In Review: Azzedine Alaïa Exhibition at the Design Museum

In Review: Azzedine Alaïa Exhibition at the Design Museum
© Prosper Assouline
The Design Museum’s new fashion exhibition, a celebration of the work of Azzedine Alaïa, opens within a year of the death of the designer.

Alaïa passed away on the 18 November, 2017, at the age of 82 after presenting his final autumn/winter collection earlier that month. It’s this very collection that greets you upon entering the exhibition.

'Azzedine Alaïa: The Couturier' at the Design Museum © Mark Blower / Courtesy of the Design Museum

A meticulous creative, a hands-on designer and a man who refused to conform to fashion’s strict calendar, Tunisian-born Alaïa launched his namesake ready-to-wear label in 1981 and his couture house in 1990. He worked on the model and presented his collections only when they were ready, often unveiling a piece after years of work instead of in line with the seasonal showcases of Fashion Week. He did, however, abide by the rules of haute couture with precision and diligence, and his designs are an exploration of technique, fabric and volume – a fact that you simply can’t miss within the museum’s careful curation.

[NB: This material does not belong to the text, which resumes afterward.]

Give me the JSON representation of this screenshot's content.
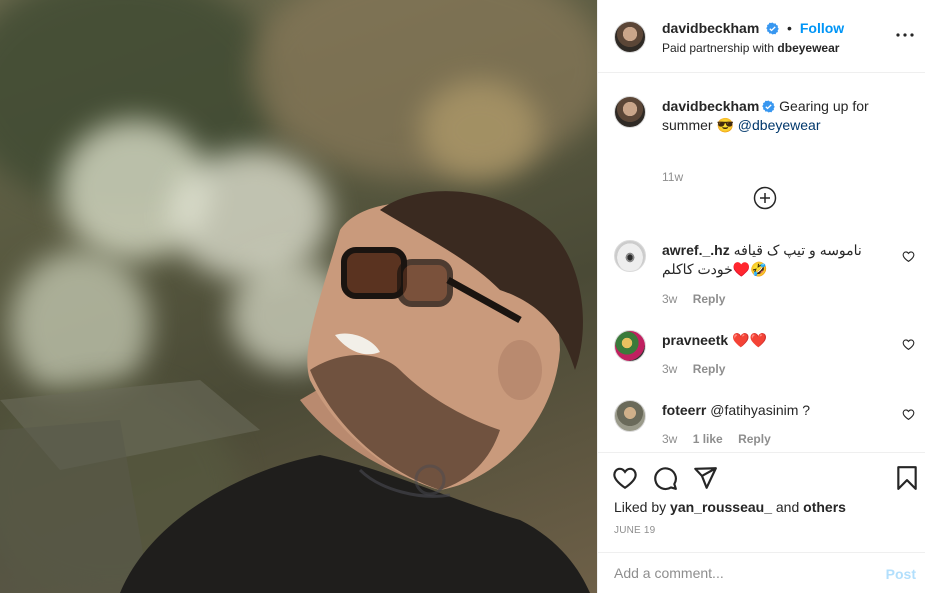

'Azzedine Alaïa: The Couturier' at the Design Museum © Mark Blower/ Courtesy of the Design Museum

Not satisfied with finalising two haute couture collections, Alaïa also designed the costumes for the Royal Ballet of Flanders’ Shahrazad and had a hand in the curation of this very exhibit, all in the final year of his life. Alice Black, co-director at the Design Museum, says: ‘The master is there with us through his selection [of clothes on display]. I think we’ve stayed true to what he wanted to do.’

There’s an unmissable sense of signature style within the display and, while many dresses are grouped by date or theme, there’s little that would imply their decade. One such piece is a 1980s plissé and leather mini dress that wouldn’t look out of place on today’s runway. This is timeless fashion in its most literal form. Complementing the clothes are Richard Wentworth photographs taken inside the Alaïa atelier, and a series of metal and glass backdrops commissioned especially for the display.

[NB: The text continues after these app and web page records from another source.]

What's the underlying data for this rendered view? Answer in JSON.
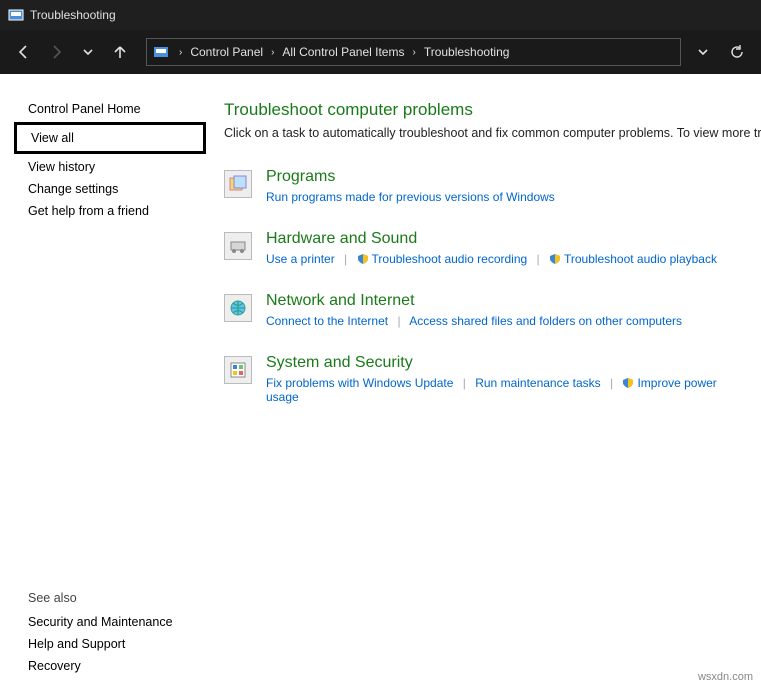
{
  "window": {
    "title": "Troubleshooting"
  },
  "breadcrumb": {
    "p0": "Control Panel",
    "p1": "All Control Panel Items",
    "p2": "Troubleshooting"
  },
  "sidebar": {
    "home": "Control Panel Home",
    "view_all": "View all",
    "view_history": "View history",
    "change_settings": "Change settings",
    "get_help": "Get help from a friend",
    "see_also_h": "See also",
    "see_also": {
      "sec": "Security and Maintenance",
      "help": "Help and Support",
      "rec": "Recovery"
    }
  },
  "main": {
    "heading": "Troubleshoot computer problems",
    "lead": "Click on a task to automatically troubleshoot and fix common computer problems. To view more troubleshooters",
    "cats": {
      "programs": {
        "title": "Programs",
        "l0": "Run programs made for previous versions of Windows"
      },
      "hw": {
        "title": "Hardware and Sound",
        "l0": "Use a printer",
        "l1": "Troubleshoot audio recording",
        "l2": "Troubleshoot audio playback"
      },
      "net": {
        "title": "Network and Internet",
        "l0": "Connect to the Internet",
        "l1": "Access shared files and folders on other computers"
      },
      "sys": {
        "title": "System and Security",
        "l0": "Fix problems with Windows Update",
        "l1": "Run maintenance tasks",
        "l2": "Improve power usage"
      }
    }
  },
  "watermark": "wsxdn.com"
}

Azzedine Alaïa and Tina Turner under the Eiffel Tower, 1989 © Peter Lindbergh

Pieces of particular note include a 2011 black velvet gown with embellished detailing at the hips, a fully beaded gold mini dress worn by singer Tina Turner and a piece made completely of hair. The aesthetic that ties them all together? An ever-present focus on celebrating the female form. On the wall, a quote by the designer reads: ‘My obsession is to make women beautiful. When you create with that in mind, things can’t go out of fashion.’

Azzedine Alaïa in the atelier, 1992 © Prosper Assouline

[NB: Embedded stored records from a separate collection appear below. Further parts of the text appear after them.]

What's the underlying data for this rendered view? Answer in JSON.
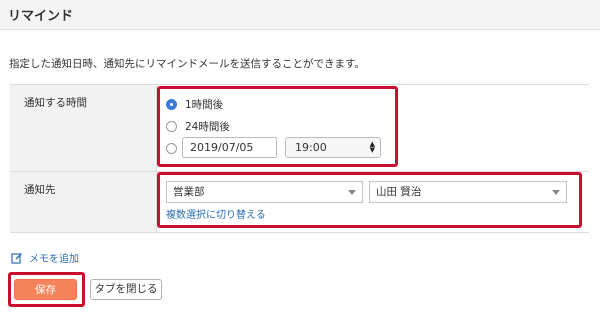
{
  "header": {
    "title": "リマインド"
  },
  "description": "指定した通知日時、通知先にリマインドメールを送信することができます。",
  "form": {
    "time_row": {
      "label": "通知する時間",
      "options": [
        {
          "label": "1時間後",
          "checked": true
        },
        {
          "label": "24時間後",
          "checked": false
        }
      ],
      "custom_option": {
        "checked": false,
        "date_value": "2019/07/05",
        "time_value": "19:00"
      }
    },
    "recipient_row": {
      "label": "通知先",
      "department": "営業部",
      "person": "山田 賢治",
      "switch_link": "複数選択に切り替える"
    }
  },
  "memo_link": "メモを追加",
  "buttons": {
    "save": "保存",
    "close_tab": "タブを閉じる"
  },
  "colors": {
    "highlight": "#c8102e",
    "accent": "#3b7bd9",
    "save_button": "#f4825a",
    "link": "#2a6fb5"
  }
}
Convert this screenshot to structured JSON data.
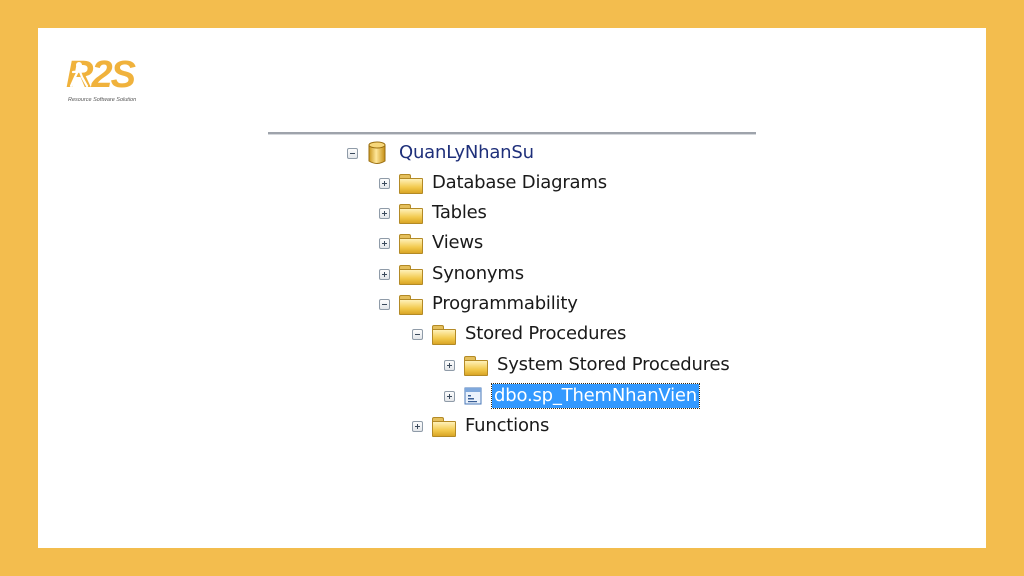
{
  "brand": {
    "logo_text": "R2S",
    "tagline": "Resource Software Solution",
    "background_color": "#F3BD4E"
  },
  "tree": {
    "database": {
      "label": "QuanLyNhanSu",
      "icon": "database-icon",
      "expanded": true
    },
    "nodes": [
      {
        "label": "Database Diagrams",
        "icon": "folder-icon",
        "expanded": false,
        "level": 1
      },
      {
        "label": "Tables",
        "icon": "folder-icon",
        "expanded": false,
        "level": 1
      },
      {
        "label": "Views",
        "icon": "folder-icon",
        "expanded": false,
        "level": 1
      },
      {
        "label": "Synonyms",
        "icon": "folder-icon",
        "expanded": false,
        "level": 1
      },
      {
        "label": "Programmability",
        "icon": "folder-icon",
        "expanded": true,
        "level": 1
      },
      {
        "label": "Stored Procedures",
        "icon": "folder-icon",
        "expanded": true,
        "level": 2
      },
      {
        "label": "System Stored Procedures",
        "icon": "folder-icon",
        "expanded": false,
        "level": 3
      },
      {
        "label": "dbo.sp_ThemNhanVien",
        "icon": "stored-procedure-icon",
        "expanded": false,
        "level": 3,
        "selected": true
      },
      {
        "label": "Functions",
        "icon": "folder-icon",
        "expanded": false,
        "level": 2
      }
    ]
  }
}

There is, of course, strong focus placed on Alaïa’s final collection. Dresses are an artful mix of leather, chiffon, pony hair and chain mail, but they’re designed in a way that somehow seems soft, with splices of chiffon pleating breaking up the tough-luxe composition and metals imagined in pale shades of grey that almost sparkle under bright lights. Unlike many fashion exhibitions, clothes are exposed so details are hard to miss. If it’s intricacy of design that you’re inspired by, then this is a showcase that’s sure to deliver. But the exhibition is equally rewarding as an insight into both the history of the designer and haute couture in general.

Azzedine Alaïa: The Couturier is at the Design Museum until 7 October, 2018.